Exercise objective:
Please count the lines in the listing below where the word "JSON" appears. Give the number only.

-------- Input material

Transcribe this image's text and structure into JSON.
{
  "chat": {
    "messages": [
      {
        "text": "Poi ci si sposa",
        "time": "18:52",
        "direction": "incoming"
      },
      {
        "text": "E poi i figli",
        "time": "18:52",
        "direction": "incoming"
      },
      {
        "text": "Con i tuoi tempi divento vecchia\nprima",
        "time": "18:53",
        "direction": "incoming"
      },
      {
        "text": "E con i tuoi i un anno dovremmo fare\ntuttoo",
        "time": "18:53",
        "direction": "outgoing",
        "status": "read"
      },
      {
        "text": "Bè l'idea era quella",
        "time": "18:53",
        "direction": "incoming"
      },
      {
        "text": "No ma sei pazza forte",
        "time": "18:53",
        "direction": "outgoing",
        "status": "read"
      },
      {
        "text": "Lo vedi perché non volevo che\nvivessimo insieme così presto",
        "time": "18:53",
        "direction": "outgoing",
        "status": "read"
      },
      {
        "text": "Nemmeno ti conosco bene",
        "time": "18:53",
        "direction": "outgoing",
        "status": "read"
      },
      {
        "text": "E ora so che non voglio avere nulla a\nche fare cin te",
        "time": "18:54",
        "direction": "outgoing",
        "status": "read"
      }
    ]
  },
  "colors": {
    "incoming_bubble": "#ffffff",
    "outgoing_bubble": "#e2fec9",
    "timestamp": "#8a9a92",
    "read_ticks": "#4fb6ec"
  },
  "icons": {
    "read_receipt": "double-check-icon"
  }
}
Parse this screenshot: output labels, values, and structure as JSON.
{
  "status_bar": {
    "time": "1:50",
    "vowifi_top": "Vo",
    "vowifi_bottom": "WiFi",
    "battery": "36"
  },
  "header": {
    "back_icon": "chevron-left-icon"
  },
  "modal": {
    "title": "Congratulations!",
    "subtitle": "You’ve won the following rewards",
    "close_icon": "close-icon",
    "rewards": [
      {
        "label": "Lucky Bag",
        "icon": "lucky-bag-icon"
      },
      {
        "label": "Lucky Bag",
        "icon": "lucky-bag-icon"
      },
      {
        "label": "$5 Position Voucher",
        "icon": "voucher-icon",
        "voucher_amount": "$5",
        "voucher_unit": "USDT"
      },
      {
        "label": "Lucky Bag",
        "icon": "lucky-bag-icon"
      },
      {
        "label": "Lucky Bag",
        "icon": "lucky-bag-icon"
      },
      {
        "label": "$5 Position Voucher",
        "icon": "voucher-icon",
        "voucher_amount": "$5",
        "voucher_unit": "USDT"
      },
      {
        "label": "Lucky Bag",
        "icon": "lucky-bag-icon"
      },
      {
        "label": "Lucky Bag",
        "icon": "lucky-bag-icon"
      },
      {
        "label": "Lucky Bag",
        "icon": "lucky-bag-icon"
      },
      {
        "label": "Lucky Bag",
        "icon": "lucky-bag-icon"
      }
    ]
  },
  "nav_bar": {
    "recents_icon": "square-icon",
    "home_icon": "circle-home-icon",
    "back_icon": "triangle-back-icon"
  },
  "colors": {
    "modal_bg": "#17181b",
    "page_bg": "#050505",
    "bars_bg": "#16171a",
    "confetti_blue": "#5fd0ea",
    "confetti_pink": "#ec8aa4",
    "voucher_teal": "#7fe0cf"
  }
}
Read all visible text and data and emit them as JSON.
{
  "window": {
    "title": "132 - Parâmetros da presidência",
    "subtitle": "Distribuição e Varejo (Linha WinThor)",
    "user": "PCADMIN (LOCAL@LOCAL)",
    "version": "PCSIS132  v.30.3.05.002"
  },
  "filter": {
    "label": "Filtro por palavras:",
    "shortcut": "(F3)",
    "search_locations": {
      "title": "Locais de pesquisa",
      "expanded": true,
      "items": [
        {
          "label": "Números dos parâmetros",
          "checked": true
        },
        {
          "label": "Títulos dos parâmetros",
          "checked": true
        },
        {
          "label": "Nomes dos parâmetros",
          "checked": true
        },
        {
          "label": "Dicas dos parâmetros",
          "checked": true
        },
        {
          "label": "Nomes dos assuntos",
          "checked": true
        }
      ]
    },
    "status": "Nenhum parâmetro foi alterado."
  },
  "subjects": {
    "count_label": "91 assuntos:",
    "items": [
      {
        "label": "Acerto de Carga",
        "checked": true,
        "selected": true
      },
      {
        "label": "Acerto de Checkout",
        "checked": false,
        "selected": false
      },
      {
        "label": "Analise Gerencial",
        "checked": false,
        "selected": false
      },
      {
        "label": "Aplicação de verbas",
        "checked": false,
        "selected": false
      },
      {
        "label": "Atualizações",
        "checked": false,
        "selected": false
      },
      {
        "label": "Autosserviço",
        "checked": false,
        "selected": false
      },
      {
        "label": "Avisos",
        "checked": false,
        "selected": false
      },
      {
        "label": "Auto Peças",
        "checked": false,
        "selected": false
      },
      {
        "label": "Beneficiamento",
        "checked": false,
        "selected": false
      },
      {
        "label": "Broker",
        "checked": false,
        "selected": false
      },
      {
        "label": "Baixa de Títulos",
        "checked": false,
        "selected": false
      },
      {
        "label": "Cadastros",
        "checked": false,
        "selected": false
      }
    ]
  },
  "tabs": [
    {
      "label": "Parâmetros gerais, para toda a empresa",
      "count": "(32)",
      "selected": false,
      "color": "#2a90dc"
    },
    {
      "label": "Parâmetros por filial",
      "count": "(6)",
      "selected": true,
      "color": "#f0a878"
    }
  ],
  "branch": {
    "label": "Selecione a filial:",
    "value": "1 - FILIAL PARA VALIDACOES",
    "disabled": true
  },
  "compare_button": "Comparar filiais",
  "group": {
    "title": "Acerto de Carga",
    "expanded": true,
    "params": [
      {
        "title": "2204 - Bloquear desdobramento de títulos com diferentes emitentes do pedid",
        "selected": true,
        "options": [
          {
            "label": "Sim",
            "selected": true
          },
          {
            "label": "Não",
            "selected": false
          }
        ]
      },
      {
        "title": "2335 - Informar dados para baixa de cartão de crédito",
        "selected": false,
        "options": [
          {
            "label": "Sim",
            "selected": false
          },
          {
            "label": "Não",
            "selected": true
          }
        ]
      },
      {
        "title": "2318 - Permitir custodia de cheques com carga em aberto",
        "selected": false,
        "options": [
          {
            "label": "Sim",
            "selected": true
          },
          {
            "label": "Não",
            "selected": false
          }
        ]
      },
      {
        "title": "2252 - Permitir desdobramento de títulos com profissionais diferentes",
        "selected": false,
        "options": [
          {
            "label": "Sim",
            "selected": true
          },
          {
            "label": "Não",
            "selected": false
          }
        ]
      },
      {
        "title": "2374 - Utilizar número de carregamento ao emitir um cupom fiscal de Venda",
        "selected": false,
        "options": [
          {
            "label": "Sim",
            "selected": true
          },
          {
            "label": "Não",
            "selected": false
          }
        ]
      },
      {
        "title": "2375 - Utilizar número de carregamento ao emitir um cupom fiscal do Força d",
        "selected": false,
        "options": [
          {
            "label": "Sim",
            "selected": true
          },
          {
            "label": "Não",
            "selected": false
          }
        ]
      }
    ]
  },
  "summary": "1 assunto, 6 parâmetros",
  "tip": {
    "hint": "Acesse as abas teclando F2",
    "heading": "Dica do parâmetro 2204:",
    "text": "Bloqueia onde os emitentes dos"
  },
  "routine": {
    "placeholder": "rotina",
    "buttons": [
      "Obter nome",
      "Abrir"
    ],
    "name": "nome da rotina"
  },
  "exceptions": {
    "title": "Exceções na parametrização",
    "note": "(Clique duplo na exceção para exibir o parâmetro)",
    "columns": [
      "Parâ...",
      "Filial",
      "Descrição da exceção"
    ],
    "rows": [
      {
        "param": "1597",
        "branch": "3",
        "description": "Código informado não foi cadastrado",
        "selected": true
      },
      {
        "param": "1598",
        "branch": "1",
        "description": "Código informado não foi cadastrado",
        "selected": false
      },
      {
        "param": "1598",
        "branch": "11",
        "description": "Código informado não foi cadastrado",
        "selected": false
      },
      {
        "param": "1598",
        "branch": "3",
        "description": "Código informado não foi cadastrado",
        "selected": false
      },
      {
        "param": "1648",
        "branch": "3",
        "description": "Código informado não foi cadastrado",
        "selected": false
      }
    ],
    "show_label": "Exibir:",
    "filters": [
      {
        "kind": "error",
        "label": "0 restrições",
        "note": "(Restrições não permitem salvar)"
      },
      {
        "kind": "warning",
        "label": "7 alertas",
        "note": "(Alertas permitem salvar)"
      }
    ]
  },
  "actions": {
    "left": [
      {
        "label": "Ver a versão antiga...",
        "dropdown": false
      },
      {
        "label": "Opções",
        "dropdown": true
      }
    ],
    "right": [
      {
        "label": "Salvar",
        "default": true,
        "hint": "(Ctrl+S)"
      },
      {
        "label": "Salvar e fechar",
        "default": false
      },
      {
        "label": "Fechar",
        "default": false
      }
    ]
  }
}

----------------

Worked solution:
3